October 15, 2008
Technology Review, a publication with the imprimatur of the Massachusetts Institute of Technology, analyzes Yotify.com with some able help of the Kelsey Group. Andrew Freiburghouse’s “Making Search Social” reveals quite a bit about Yotify.com and about what the MIT-endorsed publication finds newsworthy. First, click here to read the full text of the October 10, 2008. You will have to dismiss the MIT-endorsed pop up advertisement and then you can read the full-text of the Yotify.com review. Man, I hate those pop ups, but if MIT likes them, what’s the opinion of an addled goose matter? No a whit I assure you.
Mr. Freiburghouse explains that a Yotify query is an alert with smarts. Yotify.com uses the word “scout”. Users provide information about their interests, and Yotify combines ads, collaboration, and search. To be fair, Mr. Freiburghouse notes that Yotify.com is skewed to shopping. And, towards the foot of the article, Mr. Freiburghouse quotes the Kelsey Group regarding Google’s market share. A consumer oriented search system, even with the lift of social search and software agent technology has its work cut out to gain market share.

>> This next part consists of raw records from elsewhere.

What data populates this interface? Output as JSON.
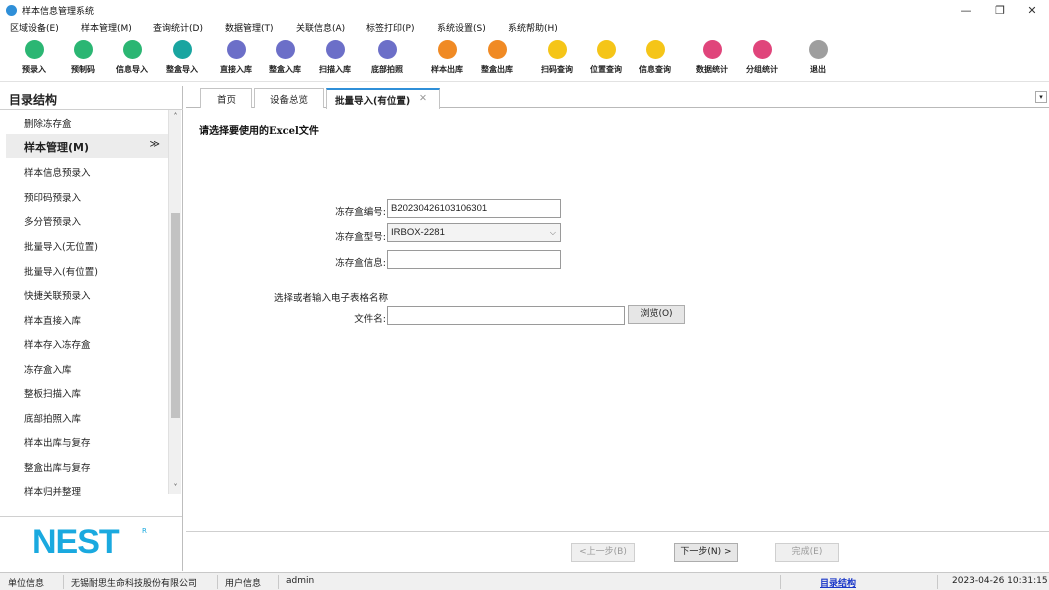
{
  "window": {
    "title": "样本信息管理系统",
    "minimize": "—",
    "maximize": "❐",
    "close": "✕"
  },
  "menu": [
    "区域设备(E)",
    "样本管理(M)",
    "查询统计(D)",
    "数据管理(T)",
    "关联信息(A)",
    "标签打印(P)",
    "系统设置(S)",
    "系统帮助(H)"
  ],
  "toolbar": [
    {
      "label": "预录入",
      "icon": "edit-icon",
      "color": "#2bb673"
    },
    {
      "label": "预制码",
      "icon": "barcode-icon",
      "color": "#2bb673"
    },
    {
      "label": "信息导入",
      "icon": "import-icon",
      "color": "#2bb673"
    },
    {
      "label": "整盒导入",
      "icon": "box-import-icon",
      "color": "#19a5a0"
    },
    {
      "label": "直接入库",
      "icon": "store-icon",
      "color": "#6c6fc8"
    },
    {
      "label": "整盒入库",
      "icon": "box-store-icon",
      "color": "#6c6fc8"
    },
    {
      "label": "扫描入库",
      "icon": "scan-icon",
      "color": "#6c6fc8"
    },
    {
      "label": "底部拍照",
      "icon": "camera-icon",
      "color": "#6c6fc8"
    },
    {
      "label": "样本出库",
      "icon": "out-icon",
      "color": "#f08a24"
    },
    {
      "label": "整盒出库",
      "icon": "box-out-icon",
      "color": "#f08a24"
    },
    {
      "label": "扫码查询",
      "icon": "search-icon",
      "color": "#f5c518"
    },
    {
      "label": "位置查询",
      "icon": "location-icon",
      "color": "#f5c518"
    },
    {
      "label": "信息查询",
      "icon": "info-icon",
      "color": "#f5c518"
    },
    {
      "label": "数据统计",
      "icon": "chart-icon",
      "color": "#e0457b"
    },
    {
      "label": "分组统计",
      "icon": "group-icon",
      "color": "#e0457b"
    },
    {
      "label": "退出",
      "icon": "power-icon",
      "color": "#9e9e9e"
    }
  ],
  "sidebar": {
    "title": "目录结构",
    "top_item": "删除冻存盒",
    "group": "样本管理(M)",
    "group_chevron": "≫",
    "items": [
      "样本信息预录入",
      "预印码预录入",
      "多分管预录入",
      "批量导入(无位置)",
      "批量导入(有位置)",
      "快捷关联预录入",
      "样本直接入库",
      "样本存入冻存盒",
      "冻存盒入库",
      "整板扫描入库",
      "底部拍照入库",
      "样本出库与复存",
      "整盒出库与复存",
      "样本归并整理"
    ],
    "scroll_up": "˄",
    "scroll_down": "˅",
    "logo": "NEST",
    "logo_mark": "R"
  },
  "tabs": {
    "items": [
      "首页",
      "设备总览",
      "批量导入(有位置)"
    ],
    "close": "✕",
    "dropdown": "▾"
  },
  "form": {
    "instruction": "请选择要使用的Excel文件",
    "box_id_label": "冻存盒编号:",
    "box_id_value": "B20230426103106301",
    "box_type_label": "冻存盒型号:",
    "box_type_value": "IRBOX-2281",
    "box_info_label": "冻存盒信息:",
    "box_info_value": "",
    "sheet_prompt": "选择或者输入电子表格名称",
    "file_label": "文件名:",
    "file_value": "",
    "browse": "浏览(O)",
    "select_chevron": "⌵"
  },
  "wizard": {
    "prev": "<上一步(B)",
    "next": "下一步(N) >",
    "finish": "完成(E)"
  },
  "status": {
    "unit_label": "单位信息",
    "unit_value": "无锡耐思生命科技股份有限公司",
    "user_label": "用户信息",
    "user_value": "admin",
    "link": "目录结构",
    "datetime": "2023-04-26 10:31:15"
  }
}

I gave Yotify.com a quick look to refresh my memory. I ran a query for “quad core processor” and the system at 8 10 pm Eastern displayed:
A user can share results, get alerts hourly or daily, and use the related searches feature to refine the query.
This type of system will appeal to an individual who wants to obtain shopping, travel, and articles listed in classified ad systems. I fiddled with the Web log function, but it was less useful than the shopping content. Over time, the Yotify.com index will add poundage.
Why did Technology Review rev its engine when it learned about Yotify.com? My speculation is that Yotify.com is different from Google. Yotify offers social and collaborative functions. Yotify has lots of buttons, controls, and options to make the user feel as if he or she has control over the results. I think an hourly update on a “quad core CPU” might be just what the doctor ordered for a Technology Review editor needing a break from the intellectual cage match at the publication.
I am waiting for Yotify.com to create an enterprise version. Granted the Craigslist.org content may have to be swapped out for something more substantive. Procurement teams and information technology professionals looking to deploy a search system that works may find the Yotify.com technology applied to a regulated industry like pharmaceuticals just the cure for ails information access. Until there is an enterprise version, I like Yotify.com as a system that offers some interesting features for consumers. If you are intrigued by consumer search systems, give Yotify.com some attention.
Stephen Arnold, October 14, 2008